Dataset records:
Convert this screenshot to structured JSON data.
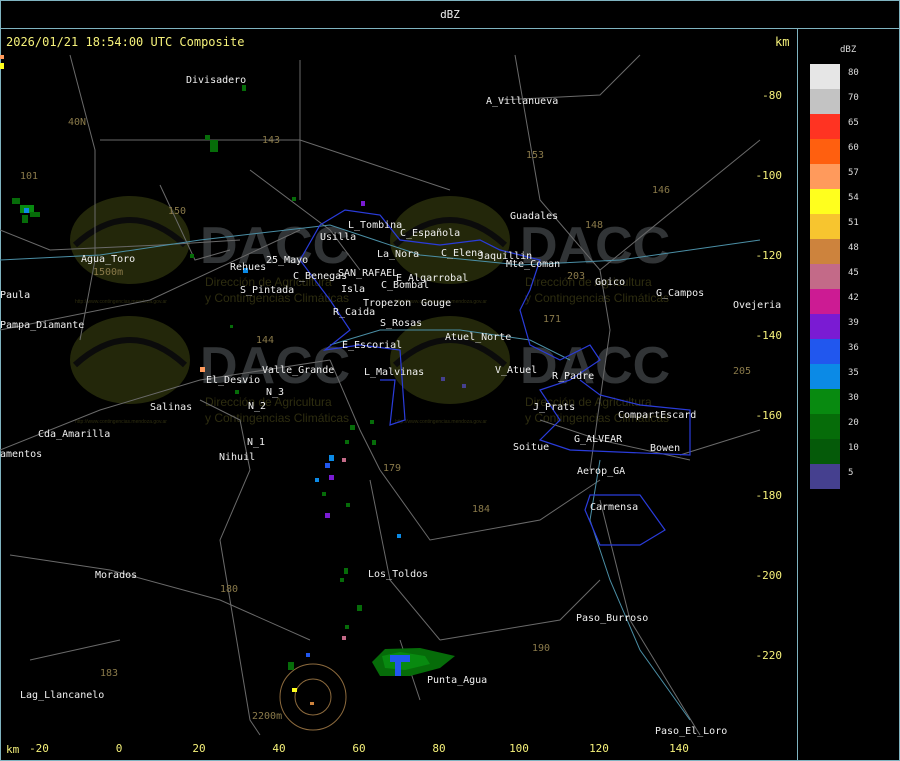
{
  "header": {
    "product": "dBZ",
    "timestamp": "2026/01/21 18:54:00 UTC Composite",
    "unit_top": "km",
    "unit_bottom": "km"
  },
  "axes": {
    "x_ticks": [
      -20,
      0,
      20,
      40,
      60,
      80,
      100,
      120,
      140
    ],
    "y_ticks": [
      -80,
      -100,
      -120,
      -140,
      -160,
      -180,
      -200,
      -220
    ]
  },
  "legend": {
    "title": "dBZ",
    "entries": [
      {
        "label": "80",
        "color": "#e6e6e6"
      },
      {
        "label": "70",
        "color": "#c3c3c3"
      },
      {
        "label": "65",
        "color": "#ff3322"
      },
      {
        "label": "60",
        "color": "#ff5f0f"
      },
      {
        "label": "57",
        "color": "#ff9a5c"
      },
      {
        "label": "54",
        "color": "#ffff1e"
      },
      {
        "label": "51",
        "color": "#f7c52f"
      },
      {
        "label": "48",
        "color": "#cd833d"
      },
      {
        "label": "45",
        "color": "#c36a88"
      },
      {
        "label": "42",
        "color": "#cc1b93"
      },
      {
        "label": "39",
        "color": "#7a1bd3"
      },
      {
        "label": "36",
        "color": "#2157ee"
      },
      {
        "label": "35",
        "color": "#0b8ae6"
      },
      {
        "label": "30",
        "color": "#088a10"
      },
      {
        "label": "20",
        "color": "#066c09"
      },
      {
        "label": "10",
        "color": "#055a09"
      },
      {
        "label": "5",
        "color": "#45408f"
      }
    ]
  },
  "watermark": {
    "logo": "DACC",
    "line1": "Dirección de Agricultura",
    "line2": "y Contingencias Climáticas",
    "url": "http://www.contingencias.mendoza.gov.ar"
  },
  "places": [
    {
      "name": "Divisadero",
      "kind": "white"
    },
    {
      "name": "A_Villanueva",
      "kind": "white"
    },
    {
      "name": "L_Tombina",
      "kind": "white"
    },
    {
      "name": "C_Española",
      "kind": "white"
    },
    {
      "name": "Usilla",
      "kind": "white"
    },
    {
      "name": "La_Nora",
      "kind": "white"
    },
    {
      "name": "C_Elena",
      "kind": "white"
    },
    {
      "name": "Jaquillin",
      "kind": "white"
    },
    {
      "name": "Guadales",
      "kind": "white"
    },
    {
      "name": "Agua_Toro",
      "kind": "white"
    },
    {
      "name": "Rehues",
      "kind": "white"
    },
    {
      "name": "25_Mayo",
      "kind": "white"
    },
    {
      "name": "C_Benegas",
      "kind": "white"
    },
    {
      "name": "SAN_RAFAEL",
      "kind": "white"
    },
    {
      "name": "E_Algarrobal",
      "kind": "white"
    },
    {
      "name": "Mte_Coman",
      "kind": "white"
    },
    {
      "name": "C_Bombal",
      "kind": "white"
    },
    {
      "name": "Goico",
      "kind": "white"
    },
    {
      "name": "G_Campos",
      "kind": "white"
    },
    {
      "name": "Ovejeria",
      "kind": "white"
    },
    {
      "name": "S_Pintada",
      "kind": "white"
    },
    {
      "name": "Isla",
      "kind": "white"
    },
    {
      "name": "Tropezon",
      "kind": "white"
    },
    {
      "name": "Gouge",
      "kind": "white"
    },
    {
      "name": "Paula",
      "kind": "white"
    },
    {
      "name": "Pampa_Diamante",
      "kind": "white"
    },
    {
      "name": "R_Caida",
      "kind": "white"
    },
    {
      "name": "S_Rosas",
      "kind": "white"
    },
    {
      "name": "Atuel_Norte",
      "kind": "white"
    },
    {
      "name": "E_Escorial",
      "kind": "white"
    },
    {
      "name": "El_Desvio",
      "kind": "white"
    },
    {
      "name": "Valle_Grande",
      "kind": "white"
    },
    {
      "name": "L_Malvinas",
      "kind": "white"
    },
    {
      "name": "V_Atuel",
      "kind": "white"
    },
    {
      "name": "R_Padre",
      "kind": "white"
    },
    {
      "name": "N_3",
      "kind": "white"
    },
    {
      "name": "N_2",
      "kind": "white"
    },
    {
      "name": "Salinas",
      "kind": "white"
    },
    {
      "name": "J_Prats",
      "kind": "white"
    },
    {
      "name": "CompartEscard",
      "kind": "white"
    },
    {
      "name": "Cda_Amarilla",
      "kind": "white"
    },
    {
      "name": "N_1",
      "kind": "white"
    },
    {
      "name": "G_ALVEAR",
      "kind": "white"
    },
    {
      "name": "Bowen",
      "kind": "white"
    },
    {
      "name": "Soitue",
      "kind": "white"
    },
    {
      "name": "Nihuil",
      "kind": "white"
    },
    {
      "name": "Aerop_GA",
      "kind": "white"
    },
    {
      "name": "Carmensa",
      "kind": "white"
    },
    {
      "name": "Morados",
      "kind": "white"
    },
    {
      "name": "Los_Toldos",
      "kind": "white"
    },
    {
      "name": "Paso_Burroso",
      "kind": "white"
    },
    {
      "name": "Punta_Agua",
      "kind": "white"
    },
    {
      "name": "Lag_Llancanelo",
      "kind": "white"
    },
    {
      "name": "Paso_El_Loro",
      "kind": "white"
    },
    {
      "name": "amentos",
      "kind": "white"
    },
    {
      "name": "40N",
      "kind": "route"
    },
    {
      "name": "101",
      "kind": "route"
    },
    {
      "name": "143",
      "kind": "route"
    },
    {
      "name": "153",
      "kind": "route"
    },
    {
      "name": "150",
      "kind": "route"
    },
    {
      "name": "146",
      "kind": "route"
    },
    {
      "name": "148",
      "kind": "route"
    },
    {
      "name": "203",
      "kind": "route"
    },
    {
      "name": "171",
      "kind": "route"
    },
    {
      "name": "144",
      "kind": "route"
    },
    {
      "name": "205",
      "kind": "route"
    },
    {
      "name": "179",
      "kind": "route"
    },
    {
      "name": "184",
      "kind": "route"
    },
    {
      "name": "180",
      "kind": "route"
    },
    {
      "name": "183",
      "kind": "route"
    },
    {
      "name": "190",
      "kind": "route"
    },
    {
      "name": "1500m",
      "kind": "route"
    },
    {
      "name": "2200m",
      "kind": "route"
    }
  ]
}
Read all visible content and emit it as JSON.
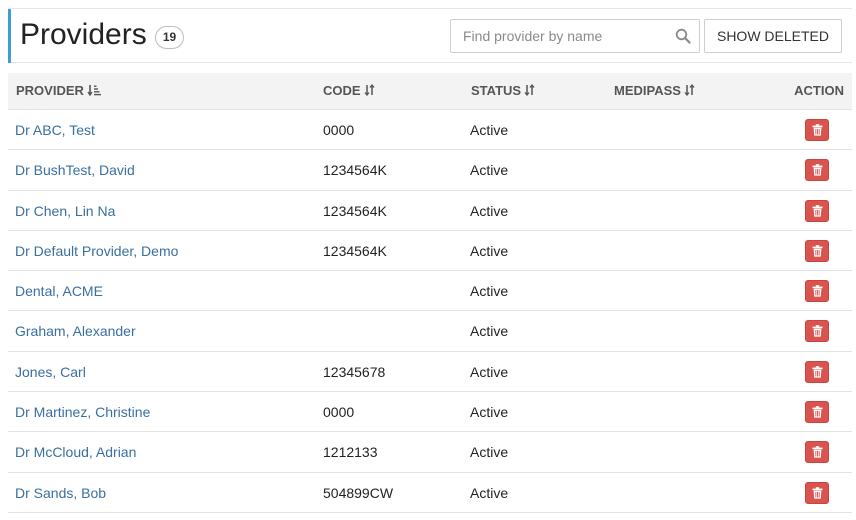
{
  "header": {
    "title": "Providers",
    "count": "19",
    "search_placeholder": "Find provider by name",
    "search_value": "",
    "show_deleted_label": "SHOW DELETED"
  },
  "table": {
    "columns": {
      "provider": "PROVIDER",
      "code": "CODE",
      "status": "STATUS",
      "medipass": "MEDIPASS",
      "action": "ACTION"
    },
    "rows": [
      {
        "provider": "Dr ABC, Test",
        "code": "0000",
        "status": "Active",
        "medipass": ""
      },
      {
        "provider": "Dr BushTest, David",
        "code": "1234564K",
        "status": "Active",
        "medipass": ""
      },
      {
        "provider": "Dr Chen, Lin Na",
        "code": "1234564K",
        "status": "Active",
        "medipass": ""
      },
      {
        "provider": "Dr Default Provider, Demo",
        "code": "1234564K",
        "status": "Active",
        "medipass": ""
      },
      {
        "provider": "Dental, ACME",
        "code": "",
        "status": "Active",
        "medipass": ""
      },
      {
        "provider": "Graham, Alexander",
        "code": "",
        "status": "Active",
        "medipass": ""
      },
      {
        "provider": "Jones, Carl",
        "code": "12345678",
        "status": "Active",
        "medipass": ""
      },
      {
        "provider": "Dr Martinez, Christine",
        "code": "0000",
        "status": "Active",
        "medipass": ""
      },
      {
        "provider": "Dr McCloud, Adrian",
        "code": "1212133",
        "status": "Active",
        "medipass": ""
      },
      {
        "provider": "Dr Sands, Bob",
        "code": "504899CW",
        "status": "Active",
        "medipass": ""
      }
    ]
  },
  "icons": {
    "search": "search-icon",
    "sort_active": "sort-amount-asc-icon",
    "sort": "sort-icon",
    "delete": "trash-icon"
  },
  "colors": {
    "accent": "#3b9fd3",
    "link": "#3a6fa0",
    "danger": "#d9534f",
    "header_bg": "#f3f3f3"
  }
}
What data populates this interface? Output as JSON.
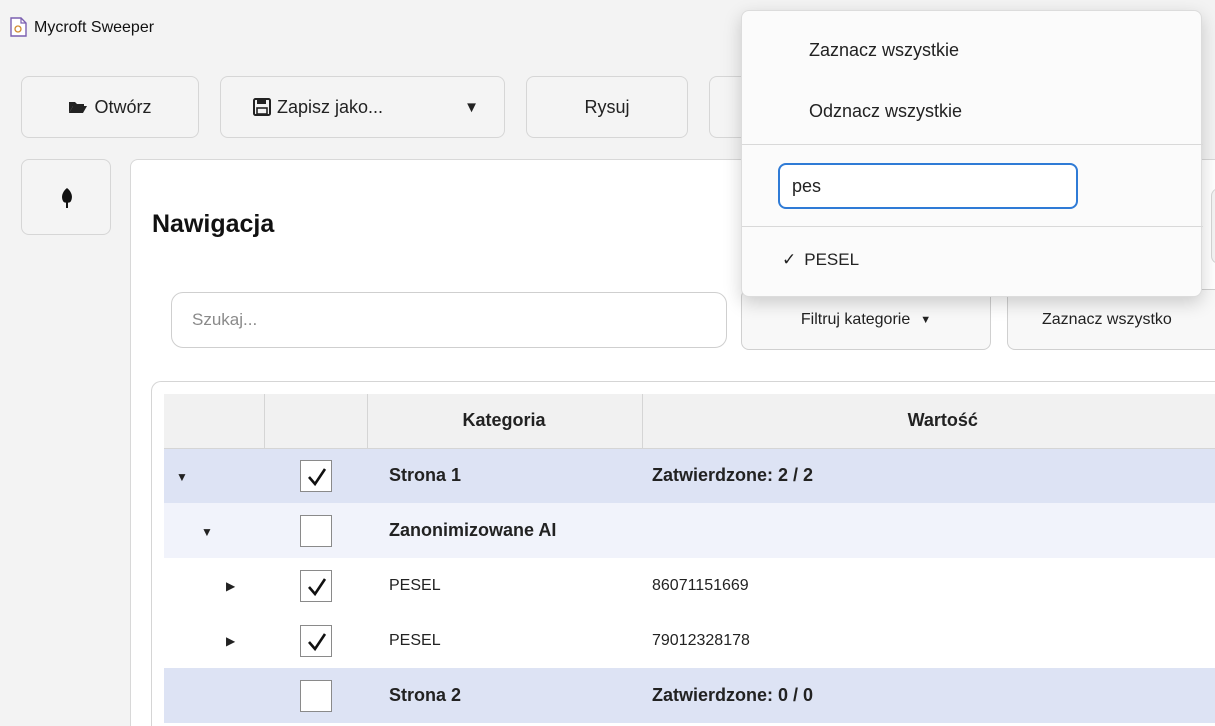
{
  "window": {
    "title": "Mycroft Sweeper",
    "icon": "document-icon"
  },
  "toolbar": {
    "open_label": "Otwórz",
    "open_icon": "folder-open-icon",
    "save_label": "Zapisz jako...",
    "save_icon": "floppy-disk-icon",
    "draw_label": "Rysuj"
  },
  "rail": {
    "tree_icon": "tree-icon"
  },
  "panel": {
    "title": "Nawigacja",
    "search_placeholder": "Szukaj...",
    "filter_label": "Filtruj kategorie",
    "select_all_label": "Zaznacz wszystko"
  },
  "table": {
    "columns": [
      "",
      "",
      "Kategoria",
      "Wartość"
    ],
    "rows": [
      {
        "level": 0,
        "expanded": true,
        "checked": true,
        "kategoria": "Strona 1",
        "wartosc": "Zatwierdzone: 2 / 2"
      },
      {
        "level": 1,
        "expanded": true,
        "checked": false,
        "kategoria": "Zanonimizowane AI",
        "wartosc": ""
      },
      {
        "level": 2,
        "expanded": false,
        "checked": true,
        "kategoria": "PESEL",
        "wartosc": "86071151669"
      },
      {
        "level": 2,
        "expanded": false,
        "checked": true,
        "kategoria": "PESEL",
        "wartosc": "79012328178"
      },
      {
        "level": 0,
        "expanded": false,
        "checked": false,
        "kategoria": "Strona 2",
        "wartosc": "Zatwierdzone: 0 / 0"
      }
    ]
  },
  "dropdown": {
    "select_all": "Zaznacz wszystkie",
    "deselect_all": "Odznacz wszystkie",
    "filter_value": "pes",
    "option_mark": "✓",
    "option_label": "PESEL"
  },
  "colors": {
    "accent": "#2f7bd6",
    "row_highlight": "#dde3f4",
    "row_alt": "#f1f3fb"
  }
}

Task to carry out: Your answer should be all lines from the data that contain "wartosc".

Solution:
        "wartosc": "Zatwierdzone: 2 / 2"
        "wartosc": ""
        "wartosc": "86071151669"
        "wartosc": "79012328178"
        "wartosc": "Zatwierdzone: 0 / 0"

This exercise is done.